Oh, Red Hook Ikea, we just can’t figure out your environmental agenda. On the one hand there are buses and boats going right to your door, on the other hand you have that huge parking lot and traffic in your vicinity has increased over 300 percent. You opposed a new bike lane, but gave your employees bikes. You probably were (not) responsible for last summer’s Red Hook oil spill. And now you have Brooklyn’s biggest solar panel installation!
The Brooklyn Paper reports that yesterday the waterfront big box furniture, home-wares and meatballs store juiced up its rooftop solar panel installation, which covers some 19,000 square feet, or about half a football field, making it the borough’s biggest.
Over the next 12 months, those 1,104 panels will generate roughly the same amount of energy consumed by 20 homes or the equivalent of emissions from 32 cars over the same period. The panels, which convert solar radiation into electricity, feeds that current back into the Con Edison grid—the power company certified the Ikea installation earlier this week.
Store manager Mike Baker tells the Paper:
“The initiative helps improve the environment and contributes to our vision of creating a better everyday life for the many.”
But given the amount of energy the store requires and emissions it generates from traffic, air conditioning and so on, the huge solar power system’s benefits are relatively limited. Red Hook Civic Association co-chairman John McGettrick tells the BP:
“This will be a miniscule way to offset the tremendous amount of pollution created by the vehicles passing through Red Hook Park on the way to the store.”

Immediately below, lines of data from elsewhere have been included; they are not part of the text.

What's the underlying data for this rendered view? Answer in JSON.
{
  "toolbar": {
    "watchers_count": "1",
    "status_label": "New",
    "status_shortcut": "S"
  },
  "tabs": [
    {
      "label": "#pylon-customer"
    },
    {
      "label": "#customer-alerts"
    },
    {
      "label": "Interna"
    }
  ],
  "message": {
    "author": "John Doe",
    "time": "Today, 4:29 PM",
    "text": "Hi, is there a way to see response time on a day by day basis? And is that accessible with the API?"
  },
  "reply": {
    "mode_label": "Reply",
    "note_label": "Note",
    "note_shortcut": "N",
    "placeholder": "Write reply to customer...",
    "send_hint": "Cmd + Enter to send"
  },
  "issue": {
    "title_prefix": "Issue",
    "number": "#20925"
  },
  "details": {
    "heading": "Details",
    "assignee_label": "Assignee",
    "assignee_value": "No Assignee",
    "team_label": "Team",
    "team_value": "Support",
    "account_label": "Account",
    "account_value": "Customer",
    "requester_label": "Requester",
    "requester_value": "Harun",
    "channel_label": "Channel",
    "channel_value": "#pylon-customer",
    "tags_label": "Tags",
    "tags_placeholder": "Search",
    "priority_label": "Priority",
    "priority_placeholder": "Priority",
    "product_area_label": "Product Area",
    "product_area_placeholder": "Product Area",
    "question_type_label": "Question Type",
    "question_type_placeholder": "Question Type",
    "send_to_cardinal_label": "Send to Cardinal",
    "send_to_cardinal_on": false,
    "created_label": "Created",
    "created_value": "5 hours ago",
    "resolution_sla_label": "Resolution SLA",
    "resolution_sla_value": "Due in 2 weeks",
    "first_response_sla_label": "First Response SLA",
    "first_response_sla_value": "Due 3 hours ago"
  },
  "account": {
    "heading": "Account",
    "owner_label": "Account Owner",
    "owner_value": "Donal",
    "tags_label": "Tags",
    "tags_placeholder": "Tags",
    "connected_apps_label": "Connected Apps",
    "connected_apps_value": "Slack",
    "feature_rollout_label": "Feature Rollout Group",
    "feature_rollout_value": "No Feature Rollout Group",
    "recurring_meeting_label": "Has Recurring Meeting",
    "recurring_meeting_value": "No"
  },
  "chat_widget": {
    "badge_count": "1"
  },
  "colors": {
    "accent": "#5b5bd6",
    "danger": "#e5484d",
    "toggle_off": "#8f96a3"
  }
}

What more could the Swedish giants do? Two words: tidal turbines.